# The task:
Pictures stay out; everything else in the records is to be copied exactly.

# Data for the task:
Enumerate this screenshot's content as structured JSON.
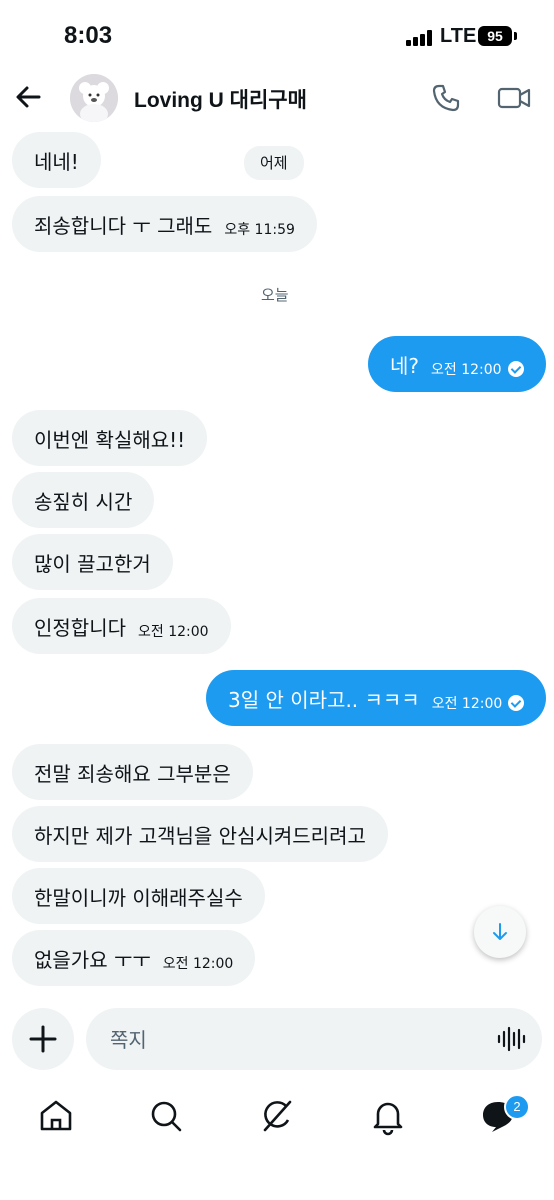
{
  "status_bar": {
    "time": "8:03",
    "network": "LTE",
    "battery": "95"
  },
  "header": {
    "contact_name": "Loving U 대리구매",
    "icons": [
      "back-arrow-icon",
      "phone-icon",
      "video-camera-icon"
    ]
  },
  "day_labels": {
    "yesterday": "어제",
    "today": "오늘"
  },
  "messages": [
    {
      "dir": "in",
      "text": "네네!",
      "time": ""
    },
    {
      "dir": "in",
      "text": "죄송합니다 ㅜ 그래도",
      "time": "오후 11:59"
    },
    {
      "dir": "out",
      "text": "네?",
      "time": "오전 12:00"
    },
    {
      "dir": "in",
      "text": "이번엔 확실해요!!",
      "time": ""
    },
    {
      "dir": "in",
      "text": "송짚히 시간",
      "time": ""
    },
    {
      "dir": "in",
      "text": "많이 끌고한거",
      "time": ""
    },
    {
      "dir": "in",
      "text": "인정합니다",
      "time": "오전 12:00"
    },
    {
      "dir": "out",
      "text": "3일 안 이라고.. ㅋㅋㅋ",
      "time": "오전 12:00"
    },
    {
      "dir": "in",
      "text": "전말 죄송해요 그부분은",
      "time": ""
    },
    {
      "dir": "in",
      "text": "하지만 제가 고객님을 안심시켜드리려고",
      "time": ""
    },
    {
      "dir": "in",
      "text": "한말이니까 이해래주실수",
      "time": ""
    },
    {
      "dir": "in",
      "text": "없을가요 ㅜㅜ",
      "time": "오전 12:00"
    }
  ],
  "composer": {
    "placeholder": "쪽지"
  },
  "bottom_nav": {
    "items": [
      "home-icon",
      "search-icon",
      "grok-icon",
      "notifications-icon",
      "messages-icon"
    ],
    "messages_badge": "2"
  },
  "colors": {
    "accent": "#1d9bf0",
    "incoming_bubble": "#eff3f4",
    "text": "#0f1419",
    "muted": "#536471"
  }
}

# Written solution:
Enumerate this screenshot's content as structured JSON.
{
  "status_bar": {
    "time": "8:03",
    "network": "LTE",
    "battery": "95"
  },
  "header": {
    "contact_name": "Loving U 대리구매",
    "icons": [
      "back-arrow-icon",
      "phone-icon",
      "video-camera-icon"
    ]
  },
  "day_labels": {
    "yesterday": "어제",
    "today": "오늘"
  },
  "messages": [
    {
      "dir": "in",
      "text": "네네!",
      "time": ""
    },
    {
      "dir": "in",
      "text": "죄송합니다 ㅜ 그래도",
      "time": "오후 11:59"
    },
    {
      "dir": "out",
      "text": "네?",
      "time": "오전 12:00"
    },
    {
      "dir": "in",
      "text": "이번엔 확실해요!!",
      "time": ""
    },
    {
      "dir": "in",
      "text": "송짚히 시간",
      "time": ""
    },
    {
      "dir": "in",
      "text": "많이 끌고한거",
      "time": ""
    },
    {
      "dir": "in",
      "text": "인정합니다",
      "time": "오전 12:00"
    },
    {
      "dir": "out",
      "text": "3일 안 이라고.. ㅋㅋㅋ",
      "time": "오전 12:00"
    },
    {
      "dir": "in",
      "text": "전말 죄송해요 그부분은",
      "time": ""
    },
    {
      "dir": "in",
      "text": "하지만 제가 고객님을 안심시켜드리려고",
      "time": ""
    },
    {
      "dir": "in",
      "text": "한말이니까 이해래주실수",
      "time": ""
    },
    {
      "dir": "in",
      "text": "없을가요 ㅜㅜ",
      "time": "오전 12:00"
    }
  ],
  "composer": {
    "placeholder": "쪽지"
  },
  "bottom_nav": {
    "items": [
      "home-icon",
      "search-icon",
      "grok-icon",
      "notifications-icon",
      "messages-icon"
    ],
    "messages_badge": "2"
  },
  "colors": {
    "accent": "#1d9bf0",
    "incoming_bubble": "#eff3f4",
    "text": "#0f1419",
    "muted": "#536471"
  }
}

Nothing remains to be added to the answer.